Requirement
Tell how many lines in the data below contain "icon", using one number as the whole reply.
┌─ Supplied data
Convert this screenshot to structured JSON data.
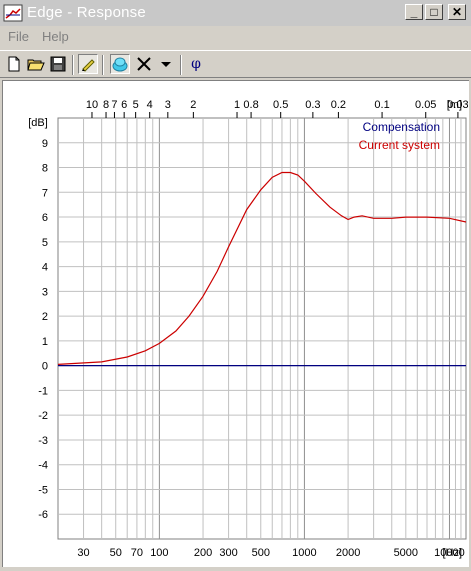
{
  "window": {
    "title": "Edge - Response",
    "controls": {
      "minimize": "_",
      "maximize": "□",
      "close": "✕"
    }
  },
  "menu": [
    {
      "label": "File"
    },
    {
      "label": "Help"
    }
  ],
  "toolbar": {
    "buttons": [
      {
        "name": "new-document-icon"
      },
      {
        "name": "open-folder-icon"
      },
      {
        "name": "save-disk-icon"
      },
      {
        "name": "pencil-edit-icon",
        "pressed": true
      },
      {
        "name": "speaker-icon",
        "pressed": true
      },
      {
        "name": "x-icon"
      },
      {
        "name": "dropdown-arrow-icon"
      },
      {
        "name": "phi-icon",
        "label": "φ"
      }
    ]
  },
  "chart_data": {
    "type": "line",
    "xscale": "log",
    "xlim": [
      20,
      13000
    ],
    "ylim": [
      -7,
      10
    ],
    "ylabel": "[dB]",
    "xunit": "[Hz]",
    "x_ticks": [
      "30",
      "50",
      "70",
      "100",
      "200",
      "300",
      "500",
      "1000",
      "2000",
      "5000",
      "10000"
    ],
    "y_ticks": [
      "9",
      "8",
      "7",
      "6",
      "5",
      "4",
      "3",
      "2",
      "1",
      "0",
      "-1",
      "-2",
      "-3",
      "-4",
      "-5",
      "-6"
    ],
    "top_axis": {
      "unit": "[m]",
      "ticks": [
        "10",
        "8",
        "7",
        "6",
        "5",
        "4",
        "3",
        "2",
        "1",
        "0.8",
        "0.5",
        "0.3",
        "0.2",
        "0.1",
        "0.05",
        "0.03"
      ]
    },
    "grid": true,
    "legend_position": "top-right",
    "series": [
      {
        "name": "Compensation",
        "color": "#000080",
        "x": [
          20,
          13000
        ],
        "y": [
          0,
          0
        ]
      },
      {
        "name": "Current system",
        "color": "#cc0000",
        "x": [
          20,
          40,
          60,
          80,
          100,
          130,
          160,
          200,
          250,
          300,
          400,
          500,
          600,
          700,
          800,
          900,
          1000,
          1200,
          1500,
          1800,
          2000,
          2200,
          2500,
          3000,
          4000,
          5000,
          7000,
          10000,
          13000
        ],
        "y": [
          0.05,
          0.15,
          0.35,
          0.6,
          0.9,
          1.4,
          2.0,
          2.8,
          3.8,
          4.8,
          6.3,
          7.1,
          7.6,
          7.8,
          7.8,
          7.7,
          7.45,
          6.95,
          6.4,
          6.05,
          5.9,
          6.0,
          6.05,
          5.95,
          5.95,
          6.0,
          6.0,
          5.95,
          5.8
        ]
      }
    ]
  }
}
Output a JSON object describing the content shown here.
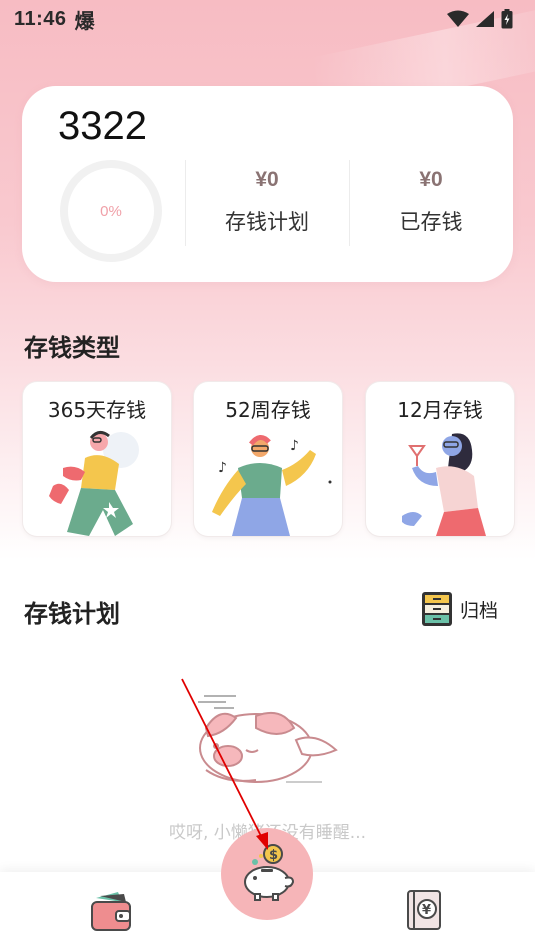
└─
Problem solution
8